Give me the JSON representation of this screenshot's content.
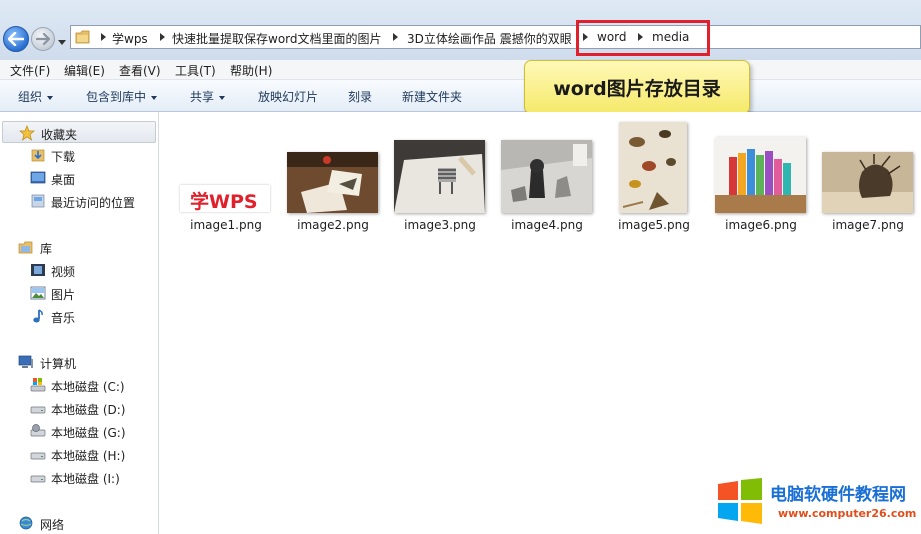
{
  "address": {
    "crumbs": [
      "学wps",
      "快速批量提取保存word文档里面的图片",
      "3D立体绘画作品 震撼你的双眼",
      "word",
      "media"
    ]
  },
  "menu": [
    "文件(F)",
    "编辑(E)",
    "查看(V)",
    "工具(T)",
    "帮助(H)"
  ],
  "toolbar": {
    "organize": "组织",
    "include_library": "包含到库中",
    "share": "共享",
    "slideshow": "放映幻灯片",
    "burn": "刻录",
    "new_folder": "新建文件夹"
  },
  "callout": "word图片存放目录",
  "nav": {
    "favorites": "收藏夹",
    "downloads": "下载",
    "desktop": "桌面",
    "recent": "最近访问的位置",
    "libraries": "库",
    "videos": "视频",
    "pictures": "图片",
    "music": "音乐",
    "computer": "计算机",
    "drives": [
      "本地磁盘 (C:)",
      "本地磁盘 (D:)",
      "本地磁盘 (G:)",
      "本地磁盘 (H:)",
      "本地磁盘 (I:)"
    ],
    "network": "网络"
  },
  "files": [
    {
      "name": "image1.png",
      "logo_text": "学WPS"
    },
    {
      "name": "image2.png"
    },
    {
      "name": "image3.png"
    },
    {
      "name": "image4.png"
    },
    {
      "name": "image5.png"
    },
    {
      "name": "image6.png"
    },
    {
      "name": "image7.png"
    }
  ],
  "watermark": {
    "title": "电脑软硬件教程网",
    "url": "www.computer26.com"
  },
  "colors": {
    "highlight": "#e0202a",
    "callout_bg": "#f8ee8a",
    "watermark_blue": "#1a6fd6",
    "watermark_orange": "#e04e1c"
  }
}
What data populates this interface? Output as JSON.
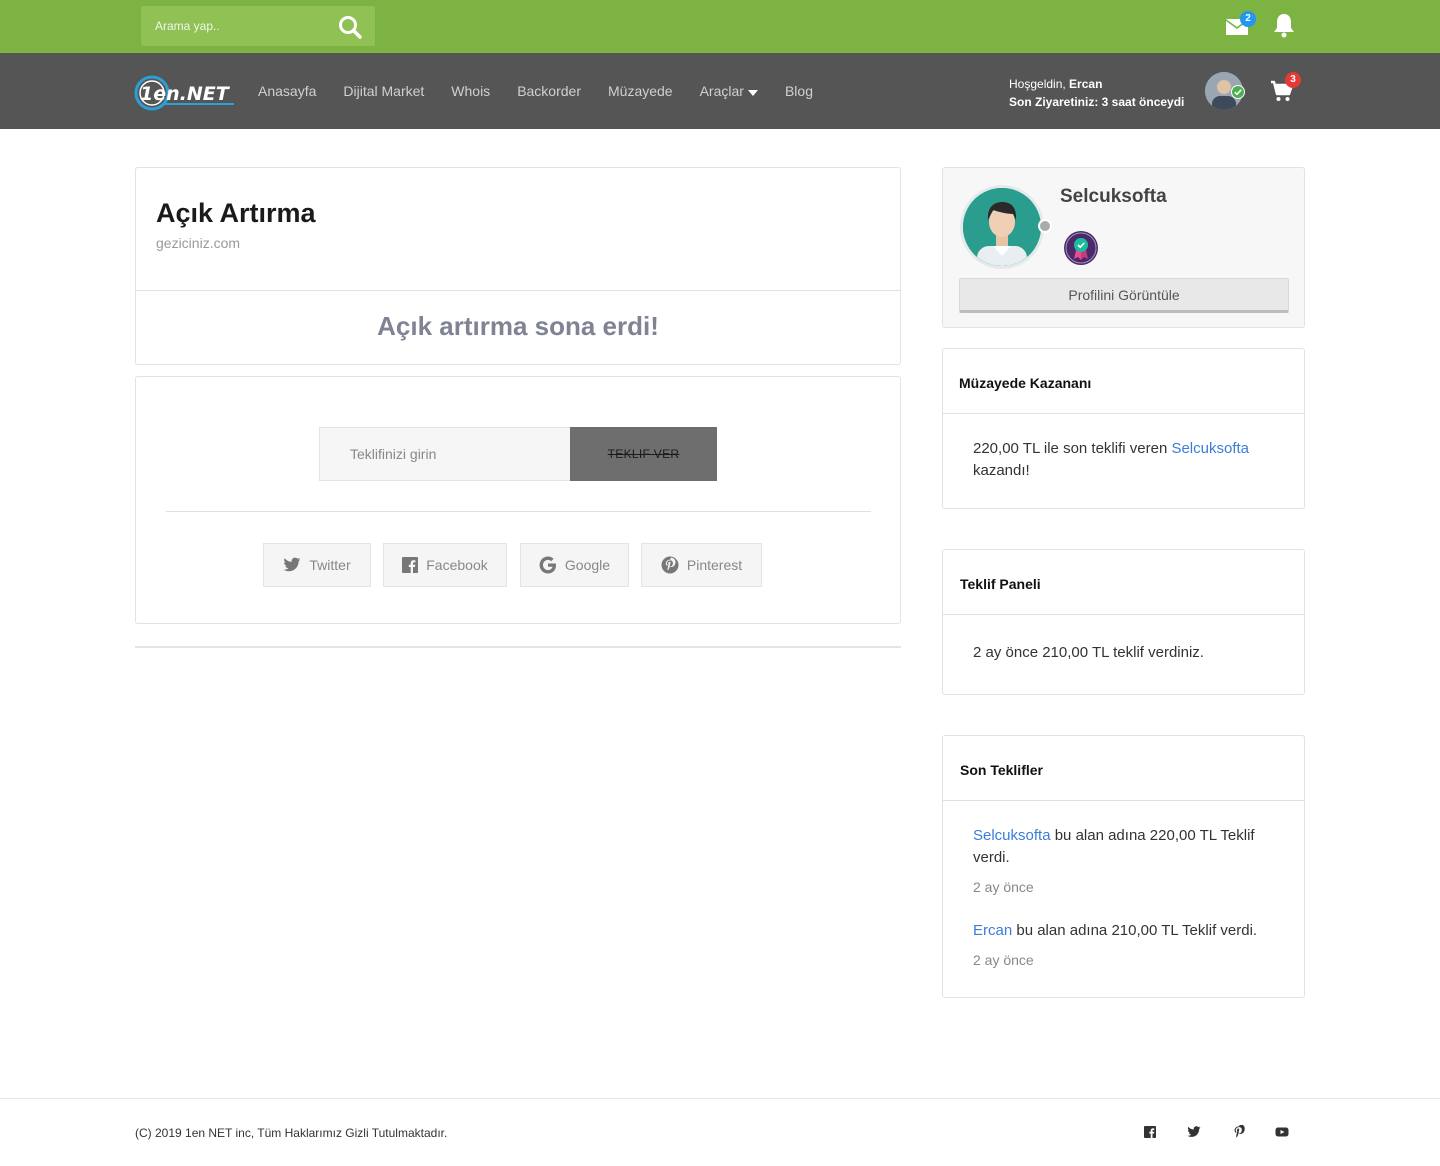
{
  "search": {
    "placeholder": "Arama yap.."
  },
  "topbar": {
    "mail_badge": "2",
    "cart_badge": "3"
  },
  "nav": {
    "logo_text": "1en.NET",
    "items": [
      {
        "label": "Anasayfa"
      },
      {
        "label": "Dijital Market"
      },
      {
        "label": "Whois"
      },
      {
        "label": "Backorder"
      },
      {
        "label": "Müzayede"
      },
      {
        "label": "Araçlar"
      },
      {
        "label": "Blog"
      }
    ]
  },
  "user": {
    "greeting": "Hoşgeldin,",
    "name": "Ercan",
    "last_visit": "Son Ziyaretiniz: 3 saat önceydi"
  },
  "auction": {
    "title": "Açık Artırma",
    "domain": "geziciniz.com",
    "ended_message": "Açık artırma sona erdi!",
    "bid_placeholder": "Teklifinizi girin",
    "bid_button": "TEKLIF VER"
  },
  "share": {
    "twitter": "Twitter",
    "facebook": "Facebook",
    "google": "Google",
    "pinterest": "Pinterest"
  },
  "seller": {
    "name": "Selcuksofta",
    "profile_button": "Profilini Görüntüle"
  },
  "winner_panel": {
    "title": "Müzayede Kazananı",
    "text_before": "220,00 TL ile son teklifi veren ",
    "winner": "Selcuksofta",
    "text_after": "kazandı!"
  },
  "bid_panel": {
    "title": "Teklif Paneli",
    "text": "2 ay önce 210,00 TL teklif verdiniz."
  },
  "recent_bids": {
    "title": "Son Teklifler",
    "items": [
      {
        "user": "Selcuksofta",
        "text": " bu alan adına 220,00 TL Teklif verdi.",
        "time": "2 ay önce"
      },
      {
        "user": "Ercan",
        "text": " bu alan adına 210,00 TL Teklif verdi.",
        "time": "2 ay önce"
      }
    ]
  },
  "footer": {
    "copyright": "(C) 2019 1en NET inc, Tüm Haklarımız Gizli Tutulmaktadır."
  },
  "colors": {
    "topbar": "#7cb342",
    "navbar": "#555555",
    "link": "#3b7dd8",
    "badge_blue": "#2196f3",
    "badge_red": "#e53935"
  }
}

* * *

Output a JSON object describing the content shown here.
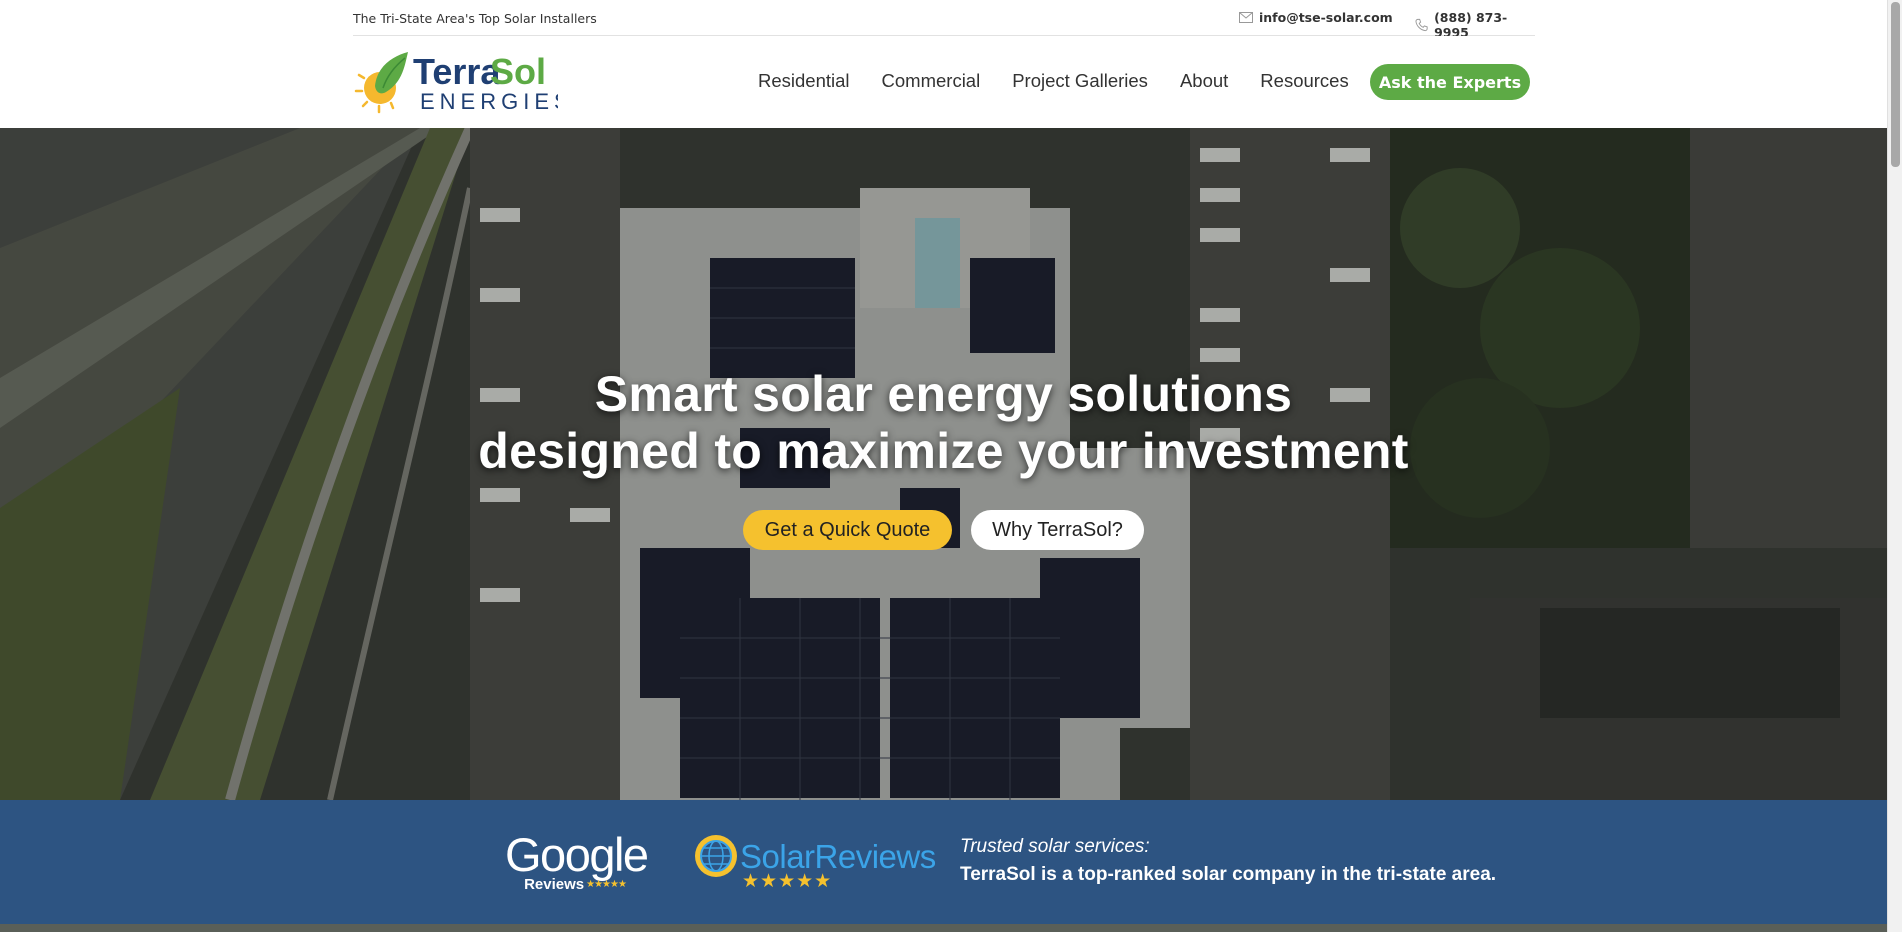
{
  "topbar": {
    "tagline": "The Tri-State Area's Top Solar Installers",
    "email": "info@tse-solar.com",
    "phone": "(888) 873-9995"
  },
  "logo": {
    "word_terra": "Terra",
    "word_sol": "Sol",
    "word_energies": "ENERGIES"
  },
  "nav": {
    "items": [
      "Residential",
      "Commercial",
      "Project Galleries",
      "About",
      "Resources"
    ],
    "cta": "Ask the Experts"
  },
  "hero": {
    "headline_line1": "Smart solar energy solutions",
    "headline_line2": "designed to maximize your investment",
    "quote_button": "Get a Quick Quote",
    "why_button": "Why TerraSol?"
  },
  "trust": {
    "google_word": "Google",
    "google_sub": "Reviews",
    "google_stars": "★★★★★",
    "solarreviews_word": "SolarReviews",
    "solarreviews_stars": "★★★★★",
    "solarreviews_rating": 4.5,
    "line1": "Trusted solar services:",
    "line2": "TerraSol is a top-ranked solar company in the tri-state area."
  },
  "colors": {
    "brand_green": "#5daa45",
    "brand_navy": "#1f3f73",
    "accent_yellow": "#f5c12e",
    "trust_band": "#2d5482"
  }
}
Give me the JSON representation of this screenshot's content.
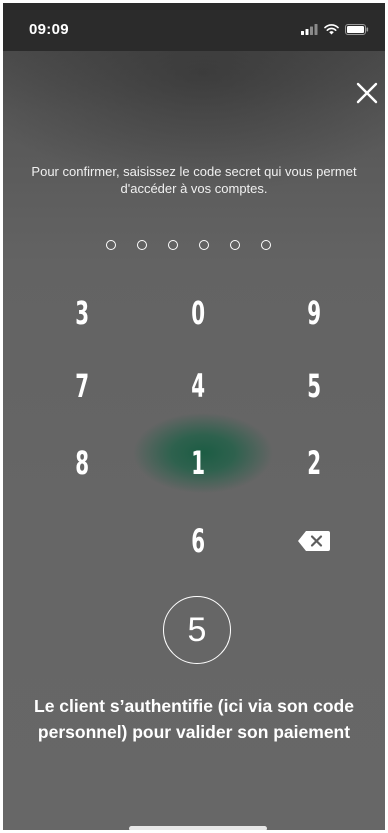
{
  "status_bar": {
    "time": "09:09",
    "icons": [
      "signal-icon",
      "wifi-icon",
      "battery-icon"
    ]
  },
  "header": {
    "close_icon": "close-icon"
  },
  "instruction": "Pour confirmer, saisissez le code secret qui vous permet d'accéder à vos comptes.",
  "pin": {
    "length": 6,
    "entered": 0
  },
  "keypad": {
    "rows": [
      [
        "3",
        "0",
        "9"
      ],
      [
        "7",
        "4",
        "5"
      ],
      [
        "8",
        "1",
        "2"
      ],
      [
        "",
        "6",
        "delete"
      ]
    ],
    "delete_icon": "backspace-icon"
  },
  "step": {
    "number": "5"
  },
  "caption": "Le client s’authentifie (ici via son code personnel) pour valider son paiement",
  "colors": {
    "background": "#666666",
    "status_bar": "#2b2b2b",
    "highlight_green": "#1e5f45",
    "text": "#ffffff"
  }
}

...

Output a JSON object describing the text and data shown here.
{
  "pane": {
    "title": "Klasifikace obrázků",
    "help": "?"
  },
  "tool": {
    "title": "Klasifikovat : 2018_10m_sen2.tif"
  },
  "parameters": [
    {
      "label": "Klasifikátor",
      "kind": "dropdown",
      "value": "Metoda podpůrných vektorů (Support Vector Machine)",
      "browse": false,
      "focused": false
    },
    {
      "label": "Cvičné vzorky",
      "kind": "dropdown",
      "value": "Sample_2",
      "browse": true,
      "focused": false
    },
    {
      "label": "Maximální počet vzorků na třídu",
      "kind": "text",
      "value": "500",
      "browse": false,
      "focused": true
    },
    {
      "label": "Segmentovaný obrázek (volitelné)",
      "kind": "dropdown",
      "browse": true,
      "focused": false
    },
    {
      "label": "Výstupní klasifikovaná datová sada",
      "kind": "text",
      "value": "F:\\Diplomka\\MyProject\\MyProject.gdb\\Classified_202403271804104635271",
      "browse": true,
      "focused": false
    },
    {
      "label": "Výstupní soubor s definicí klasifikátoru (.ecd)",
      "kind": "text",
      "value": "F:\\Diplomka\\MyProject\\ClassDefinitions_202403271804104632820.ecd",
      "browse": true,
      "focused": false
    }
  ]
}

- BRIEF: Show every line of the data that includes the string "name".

- YOUR RESPONSE:
      "name": "image1.png",
      "name": "image2.png"
      "name": "image3.png"
      "name": "image4.png"
      "name": "image5.png"
      "name": "image6.png"
      "name": "image7.png"
    "name": "Ercan",
    "name": "Selcuksofta",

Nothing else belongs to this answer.